But now that SJW have eradicated their most important symbol of racism from the South by exiling the confederate battle flag from public consciousness, they continue their march to deconstruct history for the sake of future generations of Utopian leftist.
The same progressives that insist on removal of civil war memorials in Louisiana may have found the next historical atrocity to expunge from the record, a symbol of French kings, and the very symbol that identifies a state and it's own history going back to before the founding of the United States, the Fleur de lis.
WWLTV - New Orleans:
"The fleur de lis is a symbol that is deeply ingrained in Louisiana's history. Seen in architecture, the state flag and on the helmets of the Saints, it's everywhere. But while it is now seen as the mark of our great state, it was once used to mark slaves.
"Code noir, those words are French and mean black code," said slave historian Dr. Ibrahima Seck. The black code was a set of regulations adopted in Louisiana in 1724 from other French colonies around the world, meant to govern the state's slave population. Seck said those rules included branding slaves with the fleur de lis as punishment for running away.
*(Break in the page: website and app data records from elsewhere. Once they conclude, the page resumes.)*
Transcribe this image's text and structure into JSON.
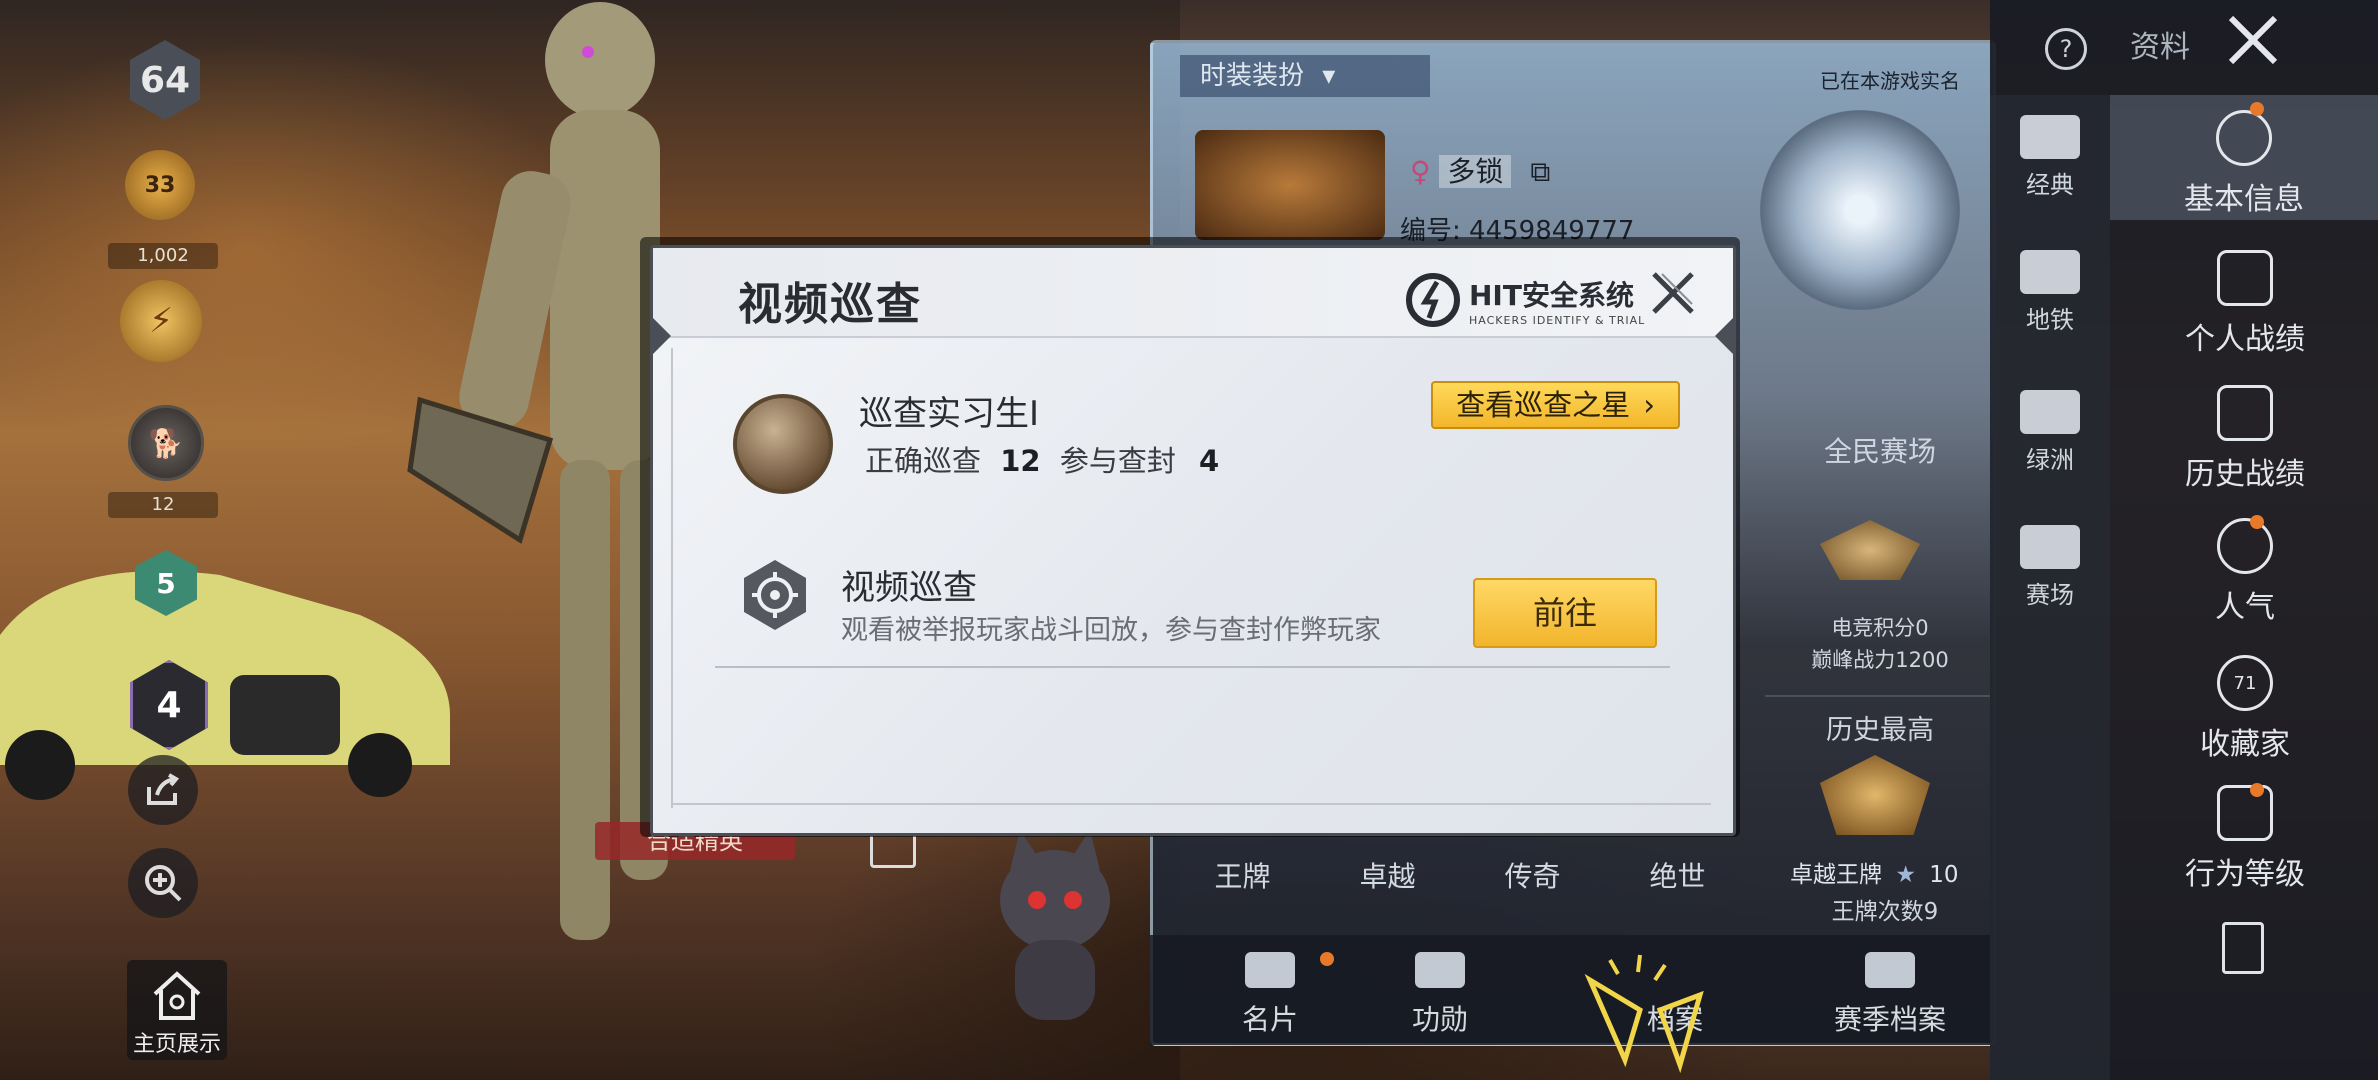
{
  "left_rail": {
    "level": "64",
    "tier_badge_value": "33",
    "tier_badge_caption": "1,002",
    "badge2_caption": "12",
    "shield_value": "5",
    "rank_value": "4",
    "note_text": "合适精英",
    "home_label": "主页展示"
  },
  "profile": {
    "nickname_label": "多锁",
    "id_label": "编号: 4459849777",
    "outfit_label": "时装装扮",
    "realname_status": "已在本游戏实名",
    "stats_header": "全民赛场",
    "esports_points": "电竞积分0",
    "peak_power": "巅峰战力1200",
    "history_header": "历史最高",
    "history_rank": "卓越王牌",
    "history_stars": "10",
    "ace_count": "王牌次数9",
    "tier_labels": [
      "王牌",
      "卓越",
      "传奇",
      "绝世"
    ],
    "bottom_tabs": [
      {
        "label": "名片",
        "icon": "card-icon"
      },
      {
        "label": "功勋",
        "icon": "medal-icon"
      },
      {
        "label": "档案",
        "icon": "archive-icon"
      },
      {
        "label": "赛季档案",
        "icon": "season-icon"
      }
    ]
  },
  "right_nav": {
    "help_label": "?",
    "header_label": "资料",
    "col1": [
      {
        "label": "经典",
        "icon": "classic-icon"
      },
      {
        "label": "地铁",
        "icon": "metro-icon"
      },
      {
        "label": "绿洲",
        "icon": "oasis-icon"
      },
      {
        "label": "赛场",
        "icon": "arena-icon"
      }
    ],
    "col2": [
      {
        "label": "基本信息",
        "icon": "basic-info-icon",
        "active": true
      },
      {
        "label": "个人战绩",
        "icon": "personal-stats-icon"
      },
      {
        "label": "历史战绩",
        "icon": "history-stats-icon"
      },
      {
        "label": "人气",
        "icon": "popularity-icon"
      },
      {
        "label": "收藏家",
        "icon": "collector-icon",
        "badge": "71"
      },
      {
        "label": "行为等级",
        "icon": "behavior-icon"
      }
    ]
  },
  "modal": {
    "title": "视频巡查",
    "brand": "HIT安全系统",
    "brand_sub": "HACKERS IDENTIFY & TRIAL",
    "rank_title": "巡查实习生I",
    "stats_label_correct": "正确巡查",
    "stats_correct": "12",
    "stats_label_join": "参与查封",
    "stats_join": "4",
    "view_stars_button": "查看巡查之星",
    "patrol_title": "视频巡查",
    "patrol_desc": "观看被举报玩家战斗回放，参与查封作弊玩家",
    "go_button": "前往"
  },
  "colors": {
    "accent_yellow": "#f3b62b",
    "notify_dot": "#e8792a",
    "modal_bg": "#eef1f5"
  }
}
"He would be taken before a court and the sentence would be being branded on one shoulder and with the fleur de lis, and then they would crop their ears," Seck said.
Tulane history professor Terence Fitzmorris said the fleur de lis has roots in the French revolution and, similar to other symbols, was used as a mark of supremacy.
"It was a brutal way of scarring someone and also identifying someone as a particular troublemaker," Fitzmorris said.
Knowing the symbol has that dark history, should it be compared to the likes of the confederate flag? Fitzmorris said no.
"The fleur de lis was the symbol of a monarchy. The United States of America was a slave-holding republic, not just the south.
Where do you stop? Do you get rid of all symbols?"It's unfortunate that the fleur de lis was used in such a manner, We cannot change that. One part of me hopes the progressives continue their tirade against history, good or bad as they see it, and repeat the mistakes history tells us they made in the sixties, when sensible people rebelled and rejected the overbearing leftist rabble in the streets and took back their country in 1968 and 1972, and then again in 1980.